The Cardinals had all sorts of opportunities in Game 1 of the NLDS against the Nationals yesterday, but they collected just three hits and went 0-for-8 with runners in scoring position. They aren’t wasting those chances today.
The Cardinals got to Jordan Zimmermann early and currently lead the Nationals 7-1 through four innings in St. Louis.
The Nationals got on the board first via an RBI single by Zimmermann in the top of the second inning, but the Cardinals battled right back with four straight hits to begin the bottom-half of the inning, including an RBI double by David Freese and an RBI single by Daniel Descalso. After seeing his team squander opportunities yesterday, Cardinals manager Mike Matheny then made the bold decision to have Skip Schumaker pinch-hit for starting pitcher Jamie Garcia. It paid off, as Schumaker drove in a run with a ground out before Jon Jay knocked in Descalso with the fourth run before he was cut down trying to stretch a single into a double.
Allen Craig extended the Cardinals’ lead in the third with a solo home run just inside the left field foul pole. The Cardinals tacked on two more in the fourth, as Descalso hit a solo homer to right-center field off Craig Stammen and Pete Kozma scored on a fielding error by Ian Desmond. Lance Lynn is currently pitching for the Cardinals, who appear poised to bring this series to 1-1 going to Washington, D.C.
Craig covered the bulk of Rob Manfred’s quotes from earlier. The commissioner was asked about robot umpires and he’s not a fan. Via Jeff Passan of Yahoo Sports:
Manfred was wrong to blame the player’s union’s “lack of cooperation” on proposed rule changes, but he’s right about robot umps and the strike zone. The obvious point is that robot umps cannot yet call balls and strikes with greater accuracy than umpires. Those strike zone Twitter accounts, such as this, are sometimes hilariously wrong. Even the strike zone graphics used on television are incorrect and unfortunate percentage of the time.
The first issue to consider about robot umps is taking jobs away from people. There are 99 umps and more in the minors. If robot umpiring was adopted in collegiate baseball, as well as the independent leagues, that’s even more umpires out of work. Is it worth it for an extra one or two percent improvement in accuracy?
Personally, the fallibility of the umpires adds more intrigue to baseball games. There’s strategy involved, as each umpire has tendencies which teams can strategize against. For instance, an umpire with a more generous-than-average strike zone on the outer portion of the plate might entice a pitcher to pepper that area with more sliders than he would otherwise throw. Hitters, knowing an umpire with a smaller strike zone is behind the dish, may take more pitches in an attempt to draw a walk. Or, knowing that information, a hitter may swing for the fences on a 3-0 pitch knowing the pitcher has to throw in a very specific area to guarantee a strike call or else give up a walk.

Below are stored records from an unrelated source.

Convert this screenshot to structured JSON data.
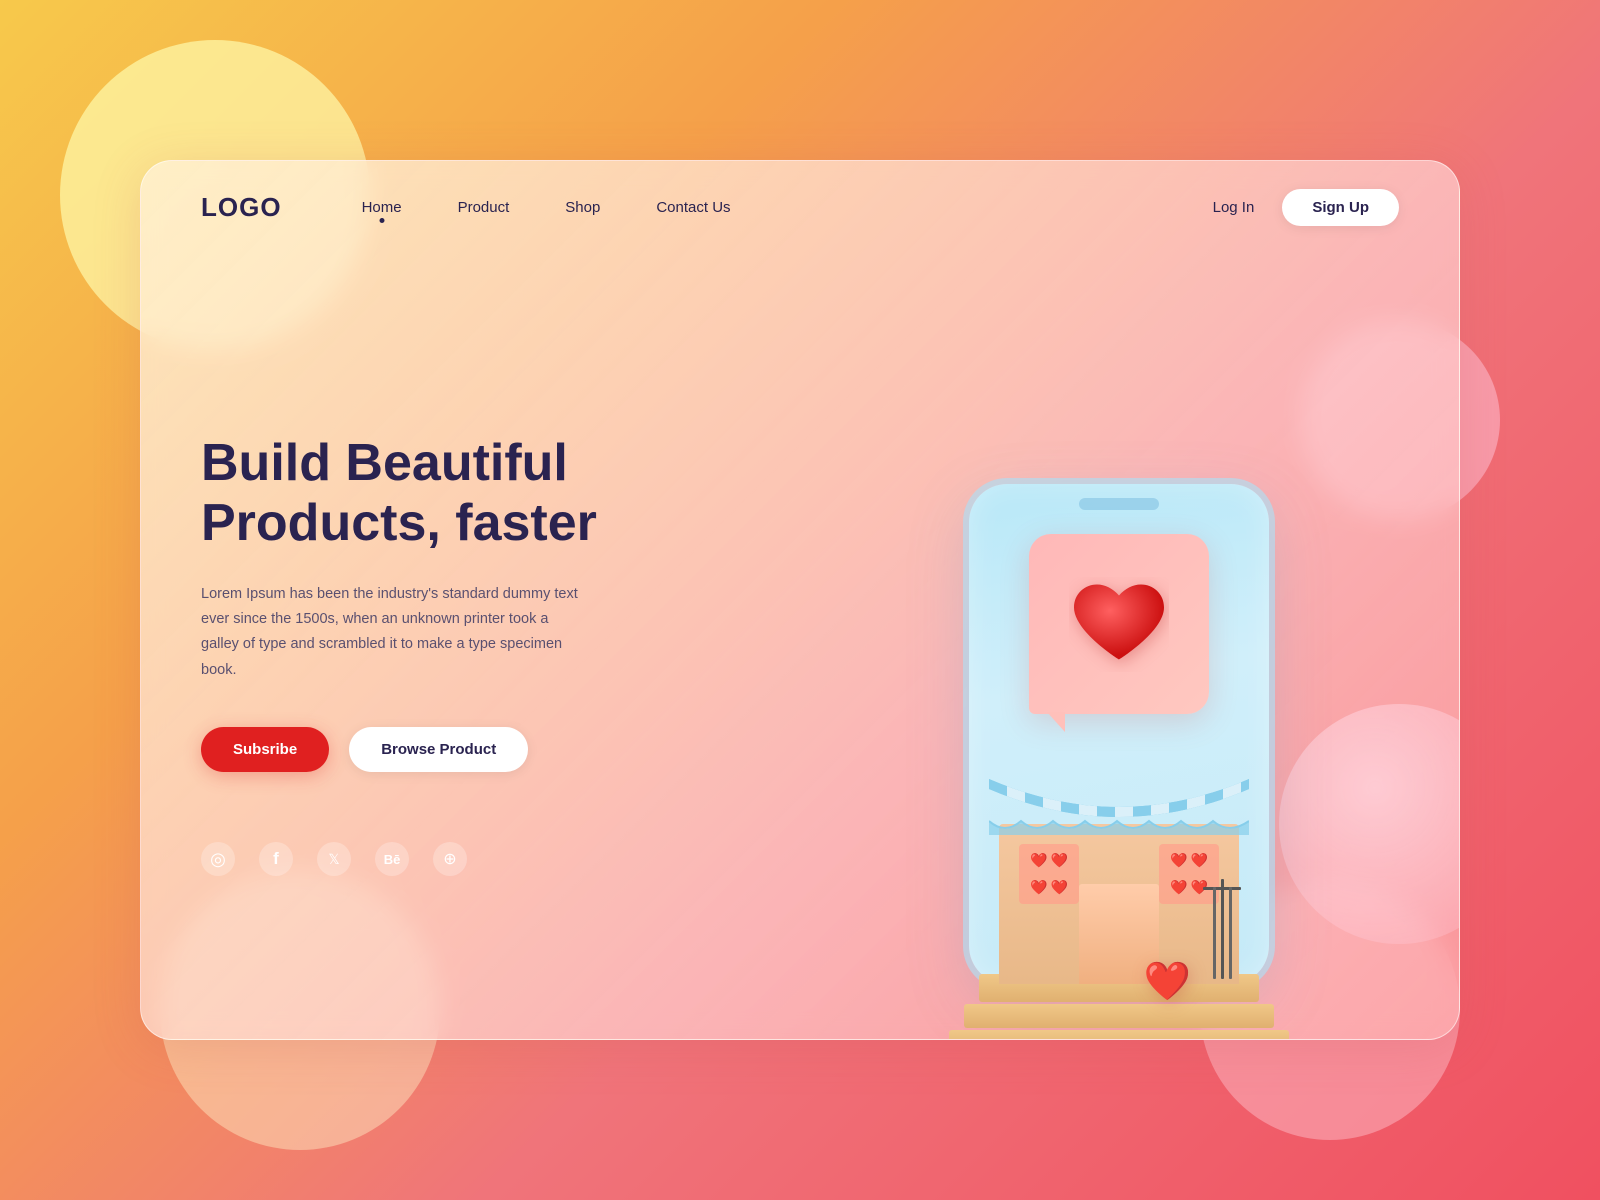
{
  "background": {
    "gradient": "linear-gradient(135deg, #f7c94b 0%, #f5a04a 30%, #f0747a 60%, #f05060 100%)"
  },
  "navbar": {
    "logo": "LOGO",
    "links": [
      {
        "label": "Home",
        "active": true
      },
      {
        "label": "Product",
        "active": false
      },
      {
        "label": "Shop",
        "active": false
      },
      {
        "label": "Contact Us",
        "active": false
      }
    ],
    "login_label": "Log In",
    "signup_label": "Sign Up"
  },
  "hero": {
    "title_line1": "Build Beautiful",
    "title_line2": "Products, faster",
    "description": "Lorem Ipsum has been the industry's standard dummy text ever since the 1500s, when an unknown printer took a galley of type and scrambled it to make a type specimen book.",
    "btn_subscribe": "Subsribe",
    "btn_browse": "Browse Product"
  },
  "social": {
    "icons": [
      {
        "name": "instagram",
        "label": "Instagram"
      },
      {
        "name": "facebook",
        "label": "Facebook"
      },
      {
        "name": "twitter",
        "label": "Twitter"
      },
      {
        "name": "behance",
        "label": "Behance"
      },
      {
        "name": "dribbble",
        "label": "Dribbble"
      }
    ]
  },
  "colors": {
    "primary_red": "#e02020",
    "dark_navy": "#2a2350",
    "white": "#ffffff"
  }
}
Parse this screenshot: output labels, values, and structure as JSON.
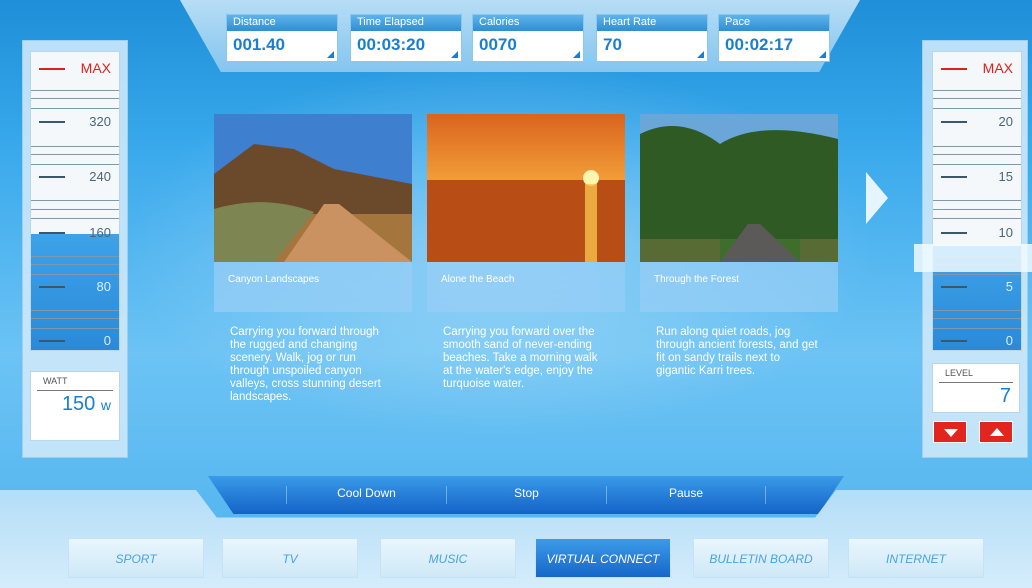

The umpires make their mistakes in random fashion, so it adds a chaotic, unpredictable element to the game as well. It feels bad when one of those calls goes against your team, but fans often forget the myriad calls that previously went in their teams’ favor. The mistakes will mostly even out in the end.
I haven’t had the opportunity to say this often, but Rob Manfred is right in this instance.
ESPN’s Howard Bryant is reporting that Major League Baseball has approved a rule allowing for a dugout signal for an intentional walk. In other words, baseball is allowing automatic intentional walks. Bryant adds that this rule will be effective for the 2017 season.
MLB has been trying, particularly this month, to improve the pace of play. Getting rid of the formality of throwing four pitches wide of the strike zone will save a minute or two for each intentional walk. There were 932 of them across 2,428 games last season, an average of one intentional walk every 2.6 games. It’s not the biggest improvement, but it’s something at least.
Earlier, Commissioner Rob Manfred was upset with the players’ union’s “lack of cooperation.” Perhaps his public criticism was the catalyst for getting this rule passed.
Unfortunately, getting rid of the intentional walk formality will eradicate the chance of seeing any more moments like this: